A cross sectional study was conducted in January 2005. A sample of 210 children aged between 1 to 2 years and mothers with children upto one year of age was selected using WHO, 30 cluster sampling technique from urban slums of Jamnagar city. Immunization coverage of child and mother was assessed through checking of immunization card, presence of BCG scar and interview. If immunization card was not available, then information was sought from the mother of that child. Reasons for partial or no immunization were also asked from mothers.
Following criteria for full immunization, partial immunization and no immunization of children between 1-2 years and mothers was used1.
Full immunization: Child, 1 to 2 years age, who received 3 doses of DPT and OPV each, 1 dose of BCG and measles each. Mothers who received two doses or 1 booster dose of prenatal tetanus toxoid during her last pregnancy.
Partial immunization: Child, who missed any one or more of above doses and for mother who received just one dose of primary prenatal tetanus toxoid during her last pregnancy.
No immunization: Child or mother who did not receive even a single dose of vaccine.
Drop out rate was calculated as per standard formula.
Of the 210 surveyed children, 130 were males and 80 were females. Immunization card was available for 74.28% of children. Coverage with BCG vaccine was maximum (94.7%) followed by OPV3 (84.7%), DPT3 (81.4%), and that of measles was least (75.7%). This indicates higher coverage as compared to National coverage2 [BCG (85.9%), DPT (80.8%), OPV (81%) and measles (66.5%)] and NE states3 [BCG (84.1%), DPT (67.6%), OPV (67.7%) and measles (54.3%). Coverage was better in case of children who had their immunization cards available.
|Reasons||Children (n=56)||Mother (n=35)|
|Schedule not as planned||1||1.79||0||-|
| Problem of relation between
health worker & community
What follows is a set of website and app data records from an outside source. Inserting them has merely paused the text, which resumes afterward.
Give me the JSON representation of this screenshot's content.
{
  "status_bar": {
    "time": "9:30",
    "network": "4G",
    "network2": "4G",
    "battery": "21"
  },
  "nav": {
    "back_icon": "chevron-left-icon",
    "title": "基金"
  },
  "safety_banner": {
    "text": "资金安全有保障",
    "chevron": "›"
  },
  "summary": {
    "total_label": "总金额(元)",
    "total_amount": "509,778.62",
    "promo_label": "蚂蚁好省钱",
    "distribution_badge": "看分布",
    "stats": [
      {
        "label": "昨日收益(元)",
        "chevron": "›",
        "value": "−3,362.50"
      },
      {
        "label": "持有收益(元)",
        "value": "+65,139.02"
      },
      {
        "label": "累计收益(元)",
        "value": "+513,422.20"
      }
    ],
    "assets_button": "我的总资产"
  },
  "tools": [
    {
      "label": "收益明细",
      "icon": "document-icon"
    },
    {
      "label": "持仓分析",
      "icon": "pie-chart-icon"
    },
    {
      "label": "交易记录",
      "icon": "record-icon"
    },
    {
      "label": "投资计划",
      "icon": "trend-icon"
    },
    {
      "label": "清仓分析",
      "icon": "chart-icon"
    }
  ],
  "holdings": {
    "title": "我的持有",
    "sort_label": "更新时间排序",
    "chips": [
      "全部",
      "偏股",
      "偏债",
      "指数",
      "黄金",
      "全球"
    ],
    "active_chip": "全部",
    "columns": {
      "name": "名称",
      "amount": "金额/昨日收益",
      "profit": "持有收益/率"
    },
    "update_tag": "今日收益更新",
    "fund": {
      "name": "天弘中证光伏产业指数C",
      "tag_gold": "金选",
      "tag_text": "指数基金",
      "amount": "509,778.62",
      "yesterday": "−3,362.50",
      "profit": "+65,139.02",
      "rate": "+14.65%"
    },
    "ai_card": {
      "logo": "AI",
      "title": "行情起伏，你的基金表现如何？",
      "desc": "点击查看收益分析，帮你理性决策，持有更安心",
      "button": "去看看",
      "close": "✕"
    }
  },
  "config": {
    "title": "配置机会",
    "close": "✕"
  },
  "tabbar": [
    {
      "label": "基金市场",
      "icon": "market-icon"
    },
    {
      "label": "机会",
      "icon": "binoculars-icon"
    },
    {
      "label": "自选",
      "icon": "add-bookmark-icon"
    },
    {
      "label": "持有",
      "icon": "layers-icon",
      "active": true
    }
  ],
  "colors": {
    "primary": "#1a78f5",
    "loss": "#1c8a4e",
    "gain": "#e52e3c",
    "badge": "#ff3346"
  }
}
Drop out rates, for DPT, OPV were found to be 10.4% and 10.1% respectively, which are higher than the drop out rates at the National level3 (DPT-7.7%, OPV-7.6%). Although the drop out rates for full immunization were low in the present study (20.1%) compared to that at National level2 (22.5%). Drop out rate in present study is more than the figure of 15%, considered to be the indicator for defaulter as a problem4. Percentage for fully immunized children was 73.3% being more for male than female children (75.3% and 70.0% respectively) (Table-I). Above rates were higher than National level2 (63.0%). Percentage for partially immunized children was 23.8% and for unimmunized was 2.8%. Both these figures were higher in females than in males. Also the percentage of fully immunized mothers was 83.3%, which is higher than 78.0% of National average2, this figure was 61.0% for NE states3.
Main reasons for dropout or unimmunization of children and mothers were ignorance in about 80% and inconvenience in the rest (Table – II). In Madhya Pradesh lack of information was found to be the leading cause in a study by Yadav and Singh5.
All the above observations are a pointer to a better immunization coverage services in Jamnagar city but also indicates a scope for further improvement in immunization coverage through rectifying reasons for nonimmunization.
Deptt. of Community Medicine M.P. Shah Medical College,